Excerpts from an interface dataset:
☆ ☆ ☆

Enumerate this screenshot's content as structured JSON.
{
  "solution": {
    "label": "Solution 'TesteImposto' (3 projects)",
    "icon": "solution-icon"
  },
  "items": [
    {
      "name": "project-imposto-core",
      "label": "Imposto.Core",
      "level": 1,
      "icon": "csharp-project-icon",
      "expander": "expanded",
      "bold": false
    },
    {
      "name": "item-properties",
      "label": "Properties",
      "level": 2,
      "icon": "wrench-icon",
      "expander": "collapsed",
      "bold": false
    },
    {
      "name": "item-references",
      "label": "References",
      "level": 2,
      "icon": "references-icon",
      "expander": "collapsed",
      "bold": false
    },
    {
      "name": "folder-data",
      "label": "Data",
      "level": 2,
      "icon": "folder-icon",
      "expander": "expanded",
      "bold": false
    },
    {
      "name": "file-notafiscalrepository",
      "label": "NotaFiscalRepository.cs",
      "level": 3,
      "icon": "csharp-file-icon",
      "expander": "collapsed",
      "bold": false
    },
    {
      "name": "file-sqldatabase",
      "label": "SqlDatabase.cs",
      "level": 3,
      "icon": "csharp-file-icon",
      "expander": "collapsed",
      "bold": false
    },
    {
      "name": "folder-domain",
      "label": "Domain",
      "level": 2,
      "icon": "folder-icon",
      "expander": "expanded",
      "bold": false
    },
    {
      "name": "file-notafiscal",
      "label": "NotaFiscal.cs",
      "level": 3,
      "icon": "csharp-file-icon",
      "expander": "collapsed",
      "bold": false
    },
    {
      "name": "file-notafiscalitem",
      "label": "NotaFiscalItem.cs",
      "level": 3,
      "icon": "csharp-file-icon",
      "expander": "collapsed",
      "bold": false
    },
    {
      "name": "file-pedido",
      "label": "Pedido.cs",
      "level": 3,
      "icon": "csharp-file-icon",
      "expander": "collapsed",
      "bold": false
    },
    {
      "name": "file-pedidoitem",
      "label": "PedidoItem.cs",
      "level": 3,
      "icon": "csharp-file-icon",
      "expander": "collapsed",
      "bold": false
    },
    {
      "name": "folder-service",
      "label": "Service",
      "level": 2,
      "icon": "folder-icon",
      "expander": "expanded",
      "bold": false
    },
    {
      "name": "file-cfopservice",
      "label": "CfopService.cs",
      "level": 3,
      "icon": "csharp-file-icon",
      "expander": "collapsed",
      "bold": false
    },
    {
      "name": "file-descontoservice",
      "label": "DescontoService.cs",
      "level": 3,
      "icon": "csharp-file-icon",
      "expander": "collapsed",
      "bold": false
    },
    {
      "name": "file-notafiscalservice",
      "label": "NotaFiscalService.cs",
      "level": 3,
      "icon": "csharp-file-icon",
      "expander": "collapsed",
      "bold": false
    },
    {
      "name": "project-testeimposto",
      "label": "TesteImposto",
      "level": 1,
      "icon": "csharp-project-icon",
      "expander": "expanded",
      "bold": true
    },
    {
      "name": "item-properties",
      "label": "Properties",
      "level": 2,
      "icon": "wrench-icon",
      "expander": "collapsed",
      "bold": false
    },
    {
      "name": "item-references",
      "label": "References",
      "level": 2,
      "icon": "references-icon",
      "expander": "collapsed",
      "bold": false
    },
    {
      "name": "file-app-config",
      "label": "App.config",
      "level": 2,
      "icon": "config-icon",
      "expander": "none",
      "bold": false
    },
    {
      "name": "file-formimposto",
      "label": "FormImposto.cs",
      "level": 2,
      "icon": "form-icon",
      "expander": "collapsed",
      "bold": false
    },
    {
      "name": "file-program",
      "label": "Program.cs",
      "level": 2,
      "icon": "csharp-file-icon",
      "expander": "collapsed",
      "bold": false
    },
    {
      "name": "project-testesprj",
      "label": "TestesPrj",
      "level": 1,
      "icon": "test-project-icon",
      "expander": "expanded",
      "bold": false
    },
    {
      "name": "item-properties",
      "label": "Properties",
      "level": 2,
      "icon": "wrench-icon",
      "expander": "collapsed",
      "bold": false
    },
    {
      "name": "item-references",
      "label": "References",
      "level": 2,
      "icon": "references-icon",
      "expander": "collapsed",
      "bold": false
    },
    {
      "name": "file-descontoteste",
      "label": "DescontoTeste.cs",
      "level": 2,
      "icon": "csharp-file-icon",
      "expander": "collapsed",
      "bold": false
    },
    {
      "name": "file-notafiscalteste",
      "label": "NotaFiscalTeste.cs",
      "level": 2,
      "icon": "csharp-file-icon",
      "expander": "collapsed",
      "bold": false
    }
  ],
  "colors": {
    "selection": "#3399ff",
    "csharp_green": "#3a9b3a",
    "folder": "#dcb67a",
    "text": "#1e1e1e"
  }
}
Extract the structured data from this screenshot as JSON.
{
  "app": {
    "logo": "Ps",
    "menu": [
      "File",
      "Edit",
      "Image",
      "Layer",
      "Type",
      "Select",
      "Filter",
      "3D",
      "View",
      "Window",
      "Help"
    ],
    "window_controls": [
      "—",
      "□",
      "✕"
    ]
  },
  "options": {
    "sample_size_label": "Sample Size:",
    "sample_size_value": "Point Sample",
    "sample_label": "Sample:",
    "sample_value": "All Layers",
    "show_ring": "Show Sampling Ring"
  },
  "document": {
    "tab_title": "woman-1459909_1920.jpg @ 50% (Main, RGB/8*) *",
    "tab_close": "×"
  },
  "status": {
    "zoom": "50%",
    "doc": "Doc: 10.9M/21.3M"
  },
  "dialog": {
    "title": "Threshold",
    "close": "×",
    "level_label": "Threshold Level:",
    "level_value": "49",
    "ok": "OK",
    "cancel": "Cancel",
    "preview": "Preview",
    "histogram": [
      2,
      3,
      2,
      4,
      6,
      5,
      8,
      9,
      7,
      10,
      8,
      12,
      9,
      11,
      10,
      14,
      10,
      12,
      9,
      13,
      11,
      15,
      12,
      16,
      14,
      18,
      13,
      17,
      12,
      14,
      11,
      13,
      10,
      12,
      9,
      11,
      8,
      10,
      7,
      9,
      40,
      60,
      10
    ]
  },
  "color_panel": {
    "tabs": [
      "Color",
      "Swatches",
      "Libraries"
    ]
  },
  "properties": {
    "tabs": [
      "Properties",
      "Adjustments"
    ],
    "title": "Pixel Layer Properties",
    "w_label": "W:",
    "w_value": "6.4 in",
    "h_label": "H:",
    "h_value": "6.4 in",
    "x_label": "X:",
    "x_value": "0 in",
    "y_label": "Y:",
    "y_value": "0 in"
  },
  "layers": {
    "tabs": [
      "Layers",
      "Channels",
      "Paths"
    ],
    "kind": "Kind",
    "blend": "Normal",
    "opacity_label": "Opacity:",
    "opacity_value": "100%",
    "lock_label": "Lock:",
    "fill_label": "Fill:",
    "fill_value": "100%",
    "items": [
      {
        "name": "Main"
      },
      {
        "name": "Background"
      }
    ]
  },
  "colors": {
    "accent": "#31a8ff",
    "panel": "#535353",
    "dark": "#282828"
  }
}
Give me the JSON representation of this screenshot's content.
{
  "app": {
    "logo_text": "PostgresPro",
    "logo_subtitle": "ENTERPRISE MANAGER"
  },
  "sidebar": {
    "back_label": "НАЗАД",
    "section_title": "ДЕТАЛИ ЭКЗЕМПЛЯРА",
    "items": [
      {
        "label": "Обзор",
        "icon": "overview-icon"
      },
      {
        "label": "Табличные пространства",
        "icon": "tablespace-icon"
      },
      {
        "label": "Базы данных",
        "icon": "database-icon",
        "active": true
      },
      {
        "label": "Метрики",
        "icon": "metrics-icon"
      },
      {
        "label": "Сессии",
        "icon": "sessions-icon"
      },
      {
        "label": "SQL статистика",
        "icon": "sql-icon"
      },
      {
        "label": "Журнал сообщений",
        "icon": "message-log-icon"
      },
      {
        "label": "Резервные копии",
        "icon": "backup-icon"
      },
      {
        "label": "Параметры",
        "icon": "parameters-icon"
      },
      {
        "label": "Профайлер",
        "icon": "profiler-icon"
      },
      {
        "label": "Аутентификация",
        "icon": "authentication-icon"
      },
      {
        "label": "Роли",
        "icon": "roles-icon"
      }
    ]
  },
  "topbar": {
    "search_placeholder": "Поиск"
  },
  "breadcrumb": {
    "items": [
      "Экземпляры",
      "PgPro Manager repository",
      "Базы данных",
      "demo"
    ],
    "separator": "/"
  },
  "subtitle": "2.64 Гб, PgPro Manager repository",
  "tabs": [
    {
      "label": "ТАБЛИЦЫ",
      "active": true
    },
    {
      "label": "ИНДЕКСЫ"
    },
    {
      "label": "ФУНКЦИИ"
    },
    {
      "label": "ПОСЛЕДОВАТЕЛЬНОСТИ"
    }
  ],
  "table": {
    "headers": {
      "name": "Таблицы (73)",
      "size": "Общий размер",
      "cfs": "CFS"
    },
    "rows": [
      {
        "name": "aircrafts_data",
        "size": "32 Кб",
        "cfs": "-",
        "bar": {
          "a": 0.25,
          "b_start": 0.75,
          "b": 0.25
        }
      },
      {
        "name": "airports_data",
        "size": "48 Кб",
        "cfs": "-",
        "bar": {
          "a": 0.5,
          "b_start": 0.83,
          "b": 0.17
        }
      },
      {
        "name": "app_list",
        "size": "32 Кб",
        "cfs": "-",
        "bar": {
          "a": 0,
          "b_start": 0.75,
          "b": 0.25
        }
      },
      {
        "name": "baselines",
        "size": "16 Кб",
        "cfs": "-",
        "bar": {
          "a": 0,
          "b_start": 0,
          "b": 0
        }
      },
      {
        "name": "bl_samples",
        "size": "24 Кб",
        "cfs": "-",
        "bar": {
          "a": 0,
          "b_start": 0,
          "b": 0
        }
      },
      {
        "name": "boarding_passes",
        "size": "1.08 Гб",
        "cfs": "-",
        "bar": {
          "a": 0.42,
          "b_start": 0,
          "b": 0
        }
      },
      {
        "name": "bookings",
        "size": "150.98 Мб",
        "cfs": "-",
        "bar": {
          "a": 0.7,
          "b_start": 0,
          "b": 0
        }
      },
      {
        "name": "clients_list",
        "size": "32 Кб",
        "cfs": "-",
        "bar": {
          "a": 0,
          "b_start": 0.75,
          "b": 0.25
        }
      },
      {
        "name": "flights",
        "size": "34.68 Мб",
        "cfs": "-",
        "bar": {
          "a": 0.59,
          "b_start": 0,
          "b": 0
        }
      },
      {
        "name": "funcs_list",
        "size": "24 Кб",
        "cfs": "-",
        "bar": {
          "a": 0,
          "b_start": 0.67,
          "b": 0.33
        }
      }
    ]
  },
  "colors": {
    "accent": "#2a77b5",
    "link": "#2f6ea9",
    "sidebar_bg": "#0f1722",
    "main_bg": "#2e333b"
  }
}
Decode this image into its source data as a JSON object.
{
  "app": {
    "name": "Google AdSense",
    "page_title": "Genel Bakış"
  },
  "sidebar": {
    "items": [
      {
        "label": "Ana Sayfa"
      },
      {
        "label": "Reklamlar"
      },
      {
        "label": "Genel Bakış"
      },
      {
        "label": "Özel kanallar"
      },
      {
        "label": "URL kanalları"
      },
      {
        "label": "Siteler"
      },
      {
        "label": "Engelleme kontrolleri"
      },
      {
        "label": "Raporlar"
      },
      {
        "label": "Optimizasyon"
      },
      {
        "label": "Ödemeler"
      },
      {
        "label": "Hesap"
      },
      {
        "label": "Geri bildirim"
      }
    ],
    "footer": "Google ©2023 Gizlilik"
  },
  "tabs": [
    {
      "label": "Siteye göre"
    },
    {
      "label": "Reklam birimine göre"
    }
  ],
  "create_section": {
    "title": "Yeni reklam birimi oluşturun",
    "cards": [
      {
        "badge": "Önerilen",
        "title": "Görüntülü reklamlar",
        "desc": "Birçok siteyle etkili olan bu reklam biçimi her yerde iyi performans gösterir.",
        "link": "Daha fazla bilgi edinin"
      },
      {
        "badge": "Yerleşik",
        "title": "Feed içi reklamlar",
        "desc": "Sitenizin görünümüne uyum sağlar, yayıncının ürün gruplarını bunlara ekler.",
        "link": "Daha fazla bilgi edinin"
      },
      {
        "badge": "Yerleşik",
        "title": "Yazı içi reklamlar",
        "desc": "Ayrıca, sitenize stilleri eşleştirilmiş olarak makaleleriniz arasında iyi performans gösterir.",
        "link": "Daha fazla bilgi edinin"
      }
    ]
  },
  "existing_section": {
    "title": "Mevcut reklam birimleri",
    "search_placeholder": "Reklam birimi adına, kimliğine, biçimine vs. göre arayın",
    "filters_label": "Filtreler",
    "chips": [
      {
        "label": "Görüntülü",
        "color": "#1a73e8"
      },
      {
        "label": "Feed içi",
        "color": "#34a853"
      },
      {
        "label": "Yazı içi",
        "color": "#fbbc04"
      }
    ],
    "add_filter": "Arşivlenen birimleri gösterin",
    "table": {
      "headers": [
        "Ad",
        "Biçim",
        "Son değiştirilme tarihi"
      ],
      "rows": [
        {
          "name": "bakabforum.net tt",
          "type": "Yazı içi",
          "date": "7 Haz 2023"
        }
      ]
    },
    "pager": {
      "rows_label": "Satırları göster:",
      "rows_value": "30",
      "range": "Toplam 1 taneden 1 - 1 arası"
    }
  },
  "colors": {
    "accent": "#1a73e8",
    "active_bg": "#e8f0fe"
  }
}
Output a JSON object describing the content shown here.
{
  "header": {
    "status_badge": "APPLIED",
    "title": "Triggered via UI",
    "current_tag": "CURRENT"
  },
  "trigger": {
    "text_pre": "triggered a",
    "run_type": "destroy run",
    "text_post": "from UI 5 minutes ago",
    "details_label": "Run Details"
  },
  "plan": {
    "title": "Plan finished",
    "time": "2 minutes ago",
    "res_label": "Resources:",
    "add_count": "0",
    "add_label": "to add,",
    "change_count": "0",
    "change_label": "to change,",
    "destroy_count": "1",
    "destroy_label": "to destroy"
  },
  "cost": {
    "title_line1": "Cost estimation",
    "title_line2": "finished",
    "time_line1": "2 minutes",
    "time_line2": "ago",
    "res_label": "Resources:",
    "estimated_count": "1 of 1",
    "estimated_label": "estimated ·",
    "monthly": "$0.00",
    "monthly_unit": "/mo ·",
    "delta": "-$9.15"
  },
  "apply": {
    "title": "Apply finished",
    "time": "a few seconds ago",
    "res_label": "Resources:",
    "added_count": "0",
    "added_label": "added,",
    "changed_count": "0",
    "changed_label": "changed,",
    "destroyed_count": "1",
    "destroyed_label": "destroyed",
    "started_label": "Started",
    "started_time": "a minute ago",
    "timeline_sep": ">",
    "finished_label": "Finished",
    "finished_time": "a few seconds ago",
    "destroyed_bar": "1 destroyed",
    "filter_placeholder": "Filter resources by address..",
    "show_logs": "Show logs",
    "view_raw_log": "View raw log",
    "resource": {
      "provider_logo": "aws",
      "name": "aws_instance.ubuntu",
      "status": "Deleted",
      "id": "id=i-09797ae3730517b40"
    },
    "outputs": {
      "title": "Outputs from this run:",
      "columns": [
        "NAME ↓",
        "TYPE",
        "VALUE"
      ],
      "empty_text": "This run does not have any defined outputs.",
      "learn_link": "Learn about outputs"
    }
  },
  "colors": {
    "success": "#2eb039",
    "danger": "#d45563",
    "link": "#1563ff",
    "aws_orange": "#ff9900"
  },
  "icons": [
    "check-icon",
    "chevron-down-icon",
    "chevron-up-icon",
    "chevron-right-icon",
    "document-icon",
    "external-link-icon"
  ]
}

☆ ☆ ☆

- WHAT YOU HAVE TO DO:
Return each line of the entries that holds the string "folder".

- SOLUTION TO THIS EXERCISE:
      "name": "folder-data",
      "icon": "folder-icon",
      "name": "folder-domain",
      "icon": "folder-icon",
      "name": "folder-service",
      "icon": "folder-icon",
    "folder": "#dcb67a",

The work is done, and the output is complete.